→ REQUIREMENT
Skipping each picture, output the entries exactly as they stand below.
************
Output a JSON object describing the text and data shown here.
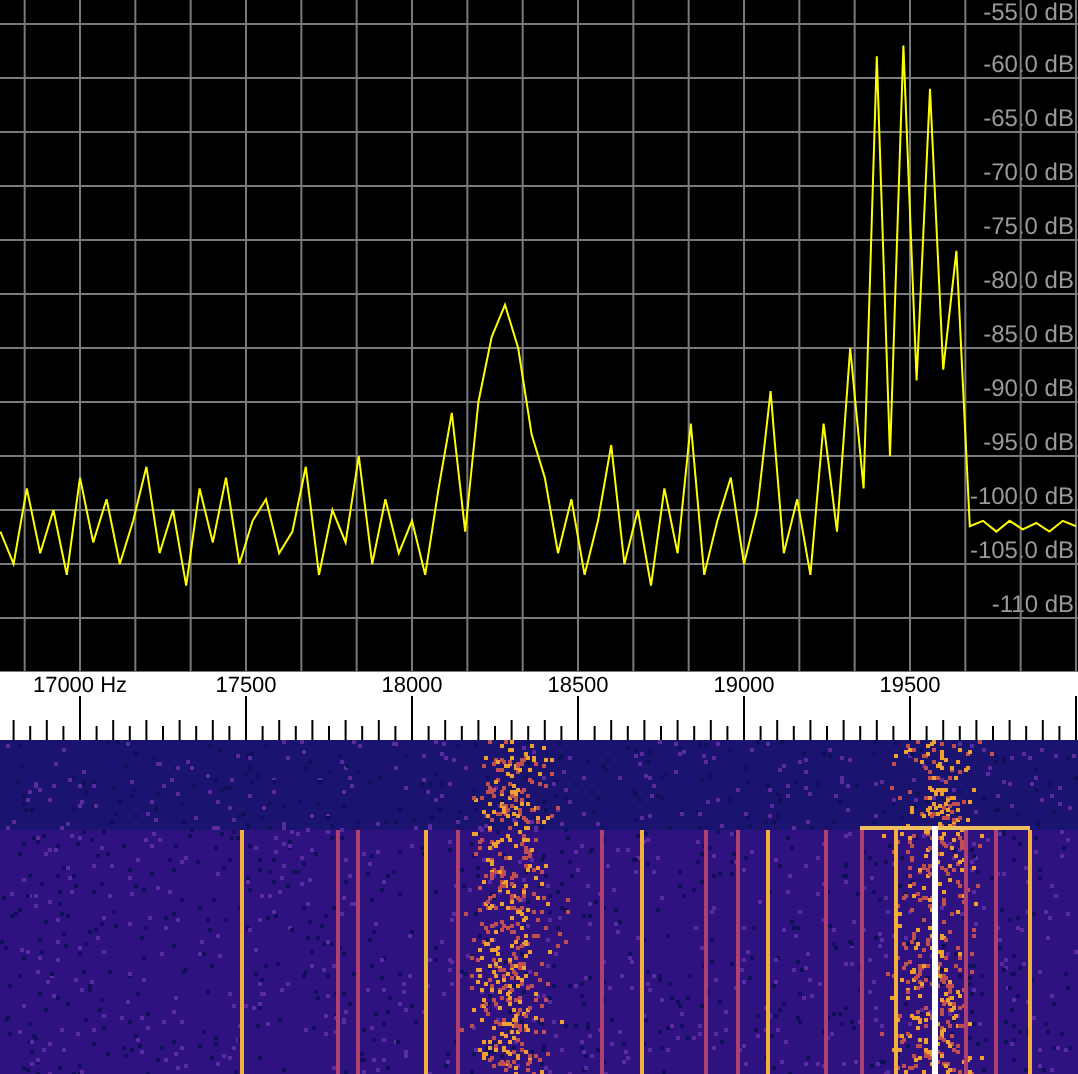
{
  "spectrum": {
    "chart_data": {
      "type": "line",
      "xlim": [
        16759,
        20006
      ],
      "ylim": [
        -115,
        -52.78
      ],
      "grid": true,
      "x": [
        16760,
        16800,
        16840,
        16880,
        16920,
        16960,
        17000,
        17040,
        17080,
        17120,
        17160,
        17200,
        17240,
        17280,
        17320,
        17360,
        17400,
        17440,
        17480,
        17520,
        17560,
        17600,
        17640,
        17680,
        17720,
        17760,
        17800,
        17840,
        17880,
        17920,
        17960,
        18000,
        18040,
        18080,
        18120,
        18160,
        18200,
        18240,
        18280,
        18320,
        18360,
        18400,
        18440,
        18480,
        18520,
        18560,
        18600,
        18640,
        18680,
        18720,
        18760,
        18800,
        18840,
        18880,
        18920,
        18960,
        19000,
        19040,
        19080,
        19120,
        19160,
        19200,
        19240,
        19280,
        19320,
        19360,
        19400,
        19440,
        19480,
        19520,
        19560,
        19600,
        19640,
        19680,
        19720,
        19760,
        19800,
        19840,
        19880,
        19920,
        19960,
        20000
      ],
      "series": [
        {
          "color": "#ffff00",
          "values": [
            -102,
            -105,
            -98,
            -104,
            -100,
            -106,
            -97,
            -103,
            -99,
            -105,
            -101,
            -96,
            -104,
            -100,
            -107,
            -98,
            -103,
            -97,
            -105,
            -101,
            -99,
            -104,
            -102,
            -96,
            -106,
            -100,
            -103,
            -95,
            -105,
            -99,
            -104,
            -101,
            -106,
            -98,
            -91,
            -102,
            -90,
            -84,
            -81,
            -85,
            -93,
            -97,
            -104,
            -99,
            -106,
            -101,
            -94,
            -105,
            -100,
            -107,
            -98,
            -104,
            -92,
            -106,
            -101,
            -97,
            -105,
            -100,
            -89,
            -104,
            -99,
            -106,
            -92,
            -102,
            -85,
            -98,
            -58,
            -95,
            -57,
            -88,
            -61,
            -87,
            -76,
            -101.5,
            -101,
            -102,
            -101,
            -101.8,
            -101.2,
            -102,
            -101,
            -101.5
          ]
        }
      ],
      "xticks": [
        {
          "value": 17000,
          "label": "17000 Hz"
        },
        {
          "value": 17500,
          "label": "17500"
        },
        {
          "value": 18000,
          "label": "18000"
        },
        {
          "value": 18500,
          "label": "18500"
        },
        {
          "value": 19000,
          "label": "19000"
        },
        {
          "value": 19500,
          "label": "19500"
        }
      ],
      "yticks": [
        {
          "value": -55,
          "label": "-55.0 dB"
        },
        {
          "value": -60,
          "label": "-60.0 dB"
        },
        {
          "value": -65,
          "label": "-65.0 dB"
        },
        {
          "value": -70,
          "label": "-70.0 dB"
        },
        {
          "value": -75,
          "label": "-75.0 dB"
        },
        {
          "value": -80,
          "label": "-80.0 dB"
        },
        {
          "value": -85,
          "label": "-85.0 dB"
        },
        {
          "value": -90,
          "label": "-90.0 dB"
        },
        {
          "value": -95,
          "label": "-95.0 dB"
        },
        {
          "value": -100,
          "label": "-100.0 dB"
        },
        {
          "value": -105,
          "label": "-105.0 dB"
        },
        {
          "value": -110,
          "label": "-110 dB"
        }
      ]
    }
  }
}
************
→ EXPECTED ANSWER
Output a JSON object describing the text and data shown here.
{
  "spectrum": {
    "chart_data": {
      "type": "line",
      "xlim": [
        16759,
        20006
      ],
      "ylim": [
        -115,
        -52.78
      ],
      "grid": true,
      "x": [
        16760,
        16800,
        16840,
        16880,
        16920,
        16960,
        17000,
        17040,
        17080,
        17120,
        17160,
        17200,
        17240,
        17280,
        17320,
        17360,
        17400,
        17440,
        17480,
        17520,
        17560,
        17600,
        17640,
        17680,
        17720,
        17760,
        17800,
        17840,
        17880,
        17920,
        17960,
        18000,
        18040,
        18080,
        18120,
        18160,
        18200,
        18240,
        18280,
        18320,
        18360,
        18400,
        18440,
        18480,
        18520,
        18560,
        18600,
        18640,
        18680,
        18720,
        18760,
        18800,
        18840,
        18880,
        18920,
        18960,
        19000,
        19040,
        19080,
        19120,
        19160,
        19200,
        19240,
        19280,
        19320,
        19360,
        19400,
        19440,
        19480,
        19520,
        19560,
        19600,
        19640,
        19680,
        19720,
        19760,
        19800,
        19840,
        19880,
        19920,
        19960,
        20000
      ],
      "series": [
        {
          "color": "#ffff00",
          "values": [
            -102,
            -105,
            -98,
            -104,
            -100,
            -106,
            -97,
            -103,
            -99,
            -105,
            -101,
            -96,
            -104,
            -100,
            -107,
            -98,
            -103,
            -97,
            -105,
            -101,
            -99,
            -104,
            -102,
            -96,
            -106,
            -100,
            -103,
            -95,
            -105,
            -99,
            -104,
            -101,
            -106,
            -98,
            -91,
            -102,
            -90,
            -84,
            -81,
            -85,
            -93,
            -97,
            -104,
            -99,
            -106,
            -101,
            -94,
            -105,
            -100,
            -107,
            -98,
            -104,
            -92,
            -106,
            -101,
            -97,
            -105,
            -100,
            -89,
            -104,
            -99,
            -106,
            -92,
            -102,
            -85,
            -98,
            -58,
            -95,
            -57,
            -88,
            -61,
            -87,
            -76,
            -101.5,
            -101,
            -102,
            -101,
            -101.8,
            -101.2,
            -102,
            -101,
            -101.5
          ]
        }
      ],
      "xticks": [
        {
          "value": 17000,
          "label": "17000 Hz"
        },
        {
          "value": 17500,
          "label": "17500"
        },
        {
          "value": 18000,
          "label": "18000"
        },
        {
          "value": 18500,
          "label": "18500"
        },
        {
          "value": 19000,
          "label": "19000"
        },
        {
          "value": 19500,
          "label": "19500"
        }
      ],
      "yticks": [
        {
          "value": -55,
          "label": "-55.0 dB"
        },
        {
          "value": -60,
          "label": "-60.0 dB"
        },
        {
          "value": -65,
          "label": "-65.0 dB"
        },
        {
          "value": -70,
          "label": "-70.0 dB"
        },
        {
          "value": -75,
          "label": "-75.0 dB"
        },
        {
          "value": -80,
          "label": "-80.0 dB"
        },
        {
          "value": -85,
          "label": "-85.0 dB"
        },
        {
          "value": -90,
          "label": "-90.0 dB"
        },
        {
          "value": -95,
          "label": "-95.0 dB"
        },
        {
          "value": -100,
          "label": "-100.0 dB"
        },
        {
          "value": -105,
          "label": "-105.0 dB"
        },
        {
          "value": -110,
          "label": "-110 dB"
        }
      ]
    }
  }
}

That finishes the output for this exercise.